This project encompasses several goals at once. The research is authentic and driven by a clear purpose, but it caters to students’ beliefs about the world and their unique interests rather than focusing narrowly on literary analysis. It also forces them to grapple with the more gruesome aspects of humanity such as cannibalism. The groups must persuade their classmates that they have the most convincing argument. McCarthy provides hints of aftermath within the novel (which they must utilize and incorporate into their presentations), but he leaves the issue ultimately undisclosed.
To be fair, to the characters in the novel, it doesn’t make any difference at all what happened. No knowledge of the previous events would alter the devastating reality of their present world, and I doubt McCarthy cares much what readers believe about what happened. However, like any good open-ended question, it is worthy of pursuit, and it gives students a chance to demonstrate how creativity, thorough research, and the power of persuasion can all fit together to serve their purpose.
Have you had success with other activities for The Road or similar texts? Do you have other research project ideas? Please post them in the comments section! If you’d like the materials that go with the research project for The Road, please email me and I will send them directly to you.
“Listen to me, he said, when your dreams are of some world that never was or some world that never will be, and you’re happy again, then you’ll have given up. Do you understand? And you can’t give up, I won’t let you.”
K. Ashley Dickson-Ellison is a former high school English teacher (who is now an instructional technology teacher) interested in exploring the integration of trending young adult literature into the English classroom experience. Ashley is also a member of the podcast Unabridged; check out the podcast site below.
Please note: All ideas and opinions are my own and do not represent my current or past employers.

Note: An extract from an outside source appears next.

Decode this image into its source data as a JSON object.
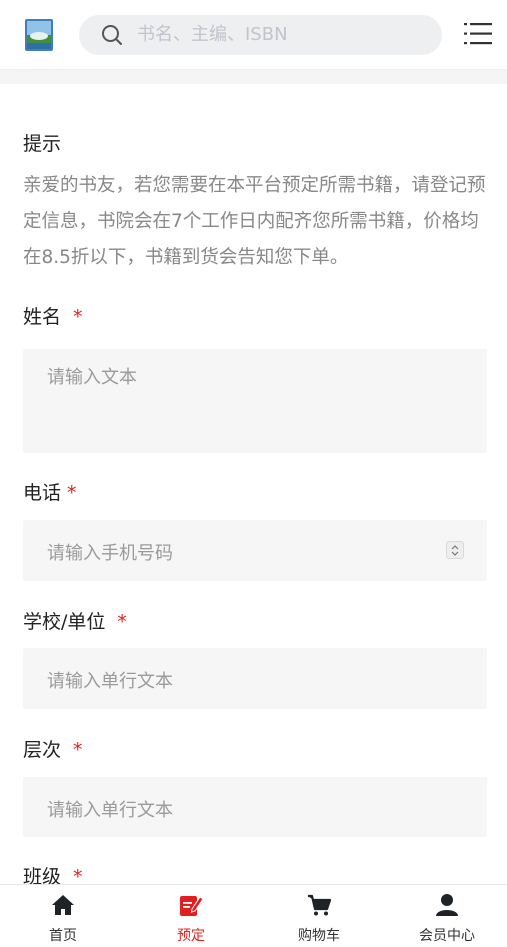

© K. Ashley Dickson and Teaching the Apocalypse 2018. Unauthorized use and/or duplication of this material without written permission from this blog’s author is strictly prohibited. Excerpts and links may be used, provided that full and clear credit is given to K. Ashley Dickson and Teaching the Apocalypse with appropriate and specific direction to the original content. All thoughts and ideas are the author's and do not represent any employer.